clear is what else you want to determine. You say (below) you want a
"description of the compositions of an integer that belong to a given
partition of that integer". It seems to me that given a partition of
an integer, expressed as a multiset P, the corresponding compositions
are merely all the distinct reorderings of the elements of P. Did you
have some other meaning in mind?

> Thinking on the problem and reading some lattice path literature (after
> long, tiring and overtired working days in a complete other special
> scientific and non-scientific field, closed to the practice), I came to the
> conclusion: The description of compositions and of weak compositions of an
> integer was treated in MacMahon's chapter on bipartite(!) compositions of
> two integers (MacMahon 1915/1916).
>
> The problem posed above on which I am interested in here is the description
> of the compositions of an integer that belong to a given partition of that
> integer. The solution of that problem only for the number of compositions or
> number of lattice paths is a simple combinatorial formula - the multinomial
> coefficient. Therefore it was presumably not worth to be treated in the
> literature. But I try to find by the presentation of the compositions as
> lattice paths a method for finding a generating formula for the lattice
> paths itself, for the compositions itself - not only for their number.
> But my problem above with given numbers of each kind of steps in the lattice
> should be treated somewhere in the lattice path literature.
>
> Although, meanwhile I begin to fear that I thus will also only re-directed
> to the detailed complete formal partition polynomials with uncertained
> formal variables u, s, t for the various property types of the individual
> compositions and partitions.

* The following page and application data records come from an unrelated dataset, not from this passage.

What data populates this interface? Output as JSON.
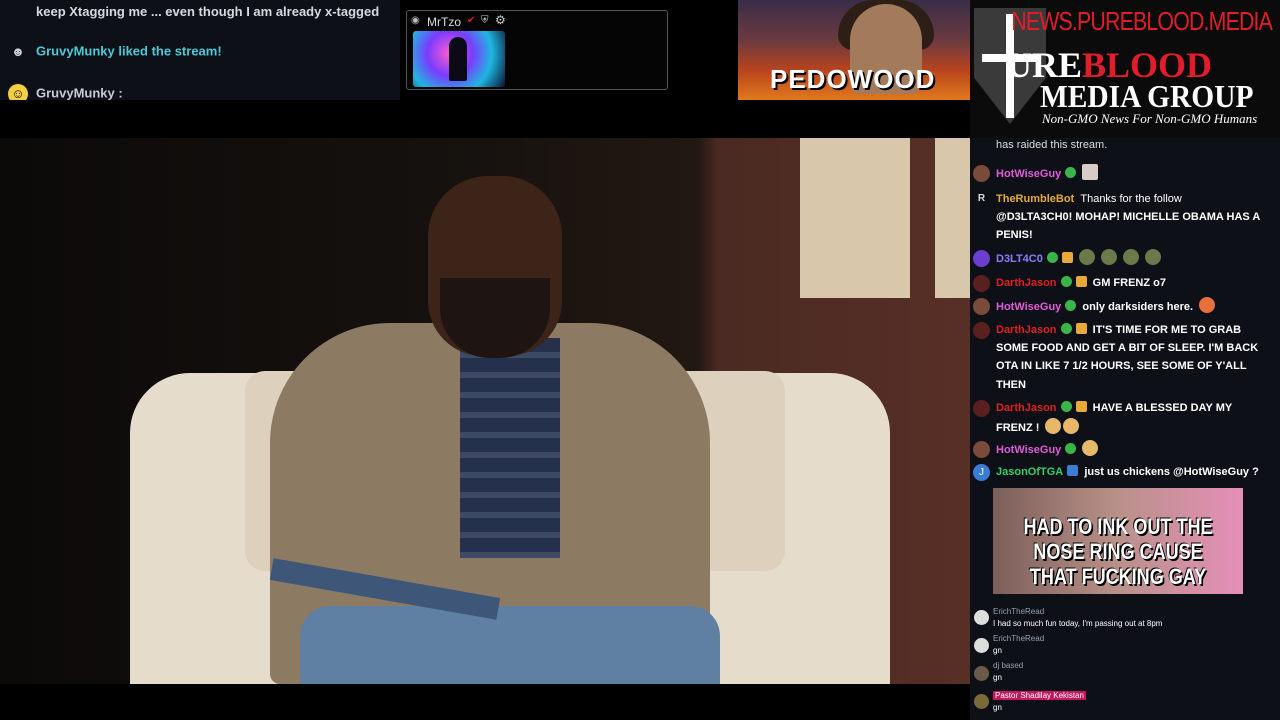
{
  "top_chat": {
    "line1": "keep Xtagging me ... even though I am already x-tagged",
    "line2_user": "GruvyMunky",
    "line2_text": "GruvyMunky liked the stream!",
    "line3_user": "GruvyMunky :"
  },
  "mini_viewer": {
    "name": "MrTzo"
  },
  "banner": {
    "text": "PEDOWOOD"
  },
  "logo": {
    "url": "NEWS.PUREBLOOD.MEDIA",
    "line1_a": "URE",
    "line1_b": "BLOOD",
    "line2": "MEDIA GROUP",
    "tagline": "Non-GMO News For Non-GMO Humans"
  },
  "chat": {
    "raid_text": "has raided this stream.",
    "messages": [
      {
        "user": "HotWiseGuy",
        "user_color": "#e05cd8",
        "text": ""
      },
      {
        "user": "TheRumbleBot",
        "user_color": "#e8a93a",
        "text": "Thanks for the follow"
      },
      {
        "user": "",
        "text": "@D3LTA3CH0! MOHAP! MICHELLE OBAMA HAS A"
      },
      {
        "user": "",
        "text": "PENIS!"
      },
      {
        "user": "D3LT4C0",
        "user_color": "#8a7cff",
        "text": ""
      },
      {
        "user": "DarthJason",
        "user_color": "#e02020",
        "text": "GM FRENZ o7"
      },
      {
        "user": "HotWiseGuy",
        "user_color": "#e05cd8",
        "text": "only darksiders here."
      },
      {
        "user": "DarthJason",
        "user_color": "#e02020",
        "text": "IT'S TIME FOR ME TO GRAB"
      },
      {
        "user": "",
        "text": "SOME FOOD AND GET A BIT OF SLEEP. I'M BACK"
      },
      {
        "user": "",
        "text": "OTA IN LIKE 7 1/2 HOURS, SEE SOME OF Y'ALL"
      },
      {
        "user": "",
        "text": "THEN"
      },
      {
        "user": "DarthJason",
        "user_color": "#e02020",
        "text": "HAVE A BLESSED DAY MY"
      },
      {
        "user": "",
        "text": "FRENZ !"
      },
      {
        "user": "HotWiseGuy",
        "user_color": "#e05cd8",
        "text": ""
      },
      {
        "user": "JasonOfTGA",
        "user_color": "#2fcf6a",
        "text": "just us chickens",
        "mention": "@HotWiseGuy ?"
      }
    ],
    "meme_text": "HAD TO INK OUT THE NOSE RING CAUSE THAT FUCKING GAY",
    "small_messages": [
      {
        "user": "ErichTheRead",
        "text": "I had so much fun today, I'm passing out at 8pm"
      },
      {
        "user": "ErichTheRead",
        "text": "gn"
      },
      {
        "user": "dj based",
        "text": "gn"
      },
      {
        "user": "Pastor Shadilay Kekistan",
        "text": "gn"
      }
    ]
  }
}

...
--
jiw

Date Subject Author
11/28/12 James Waldby
11/30/12 IV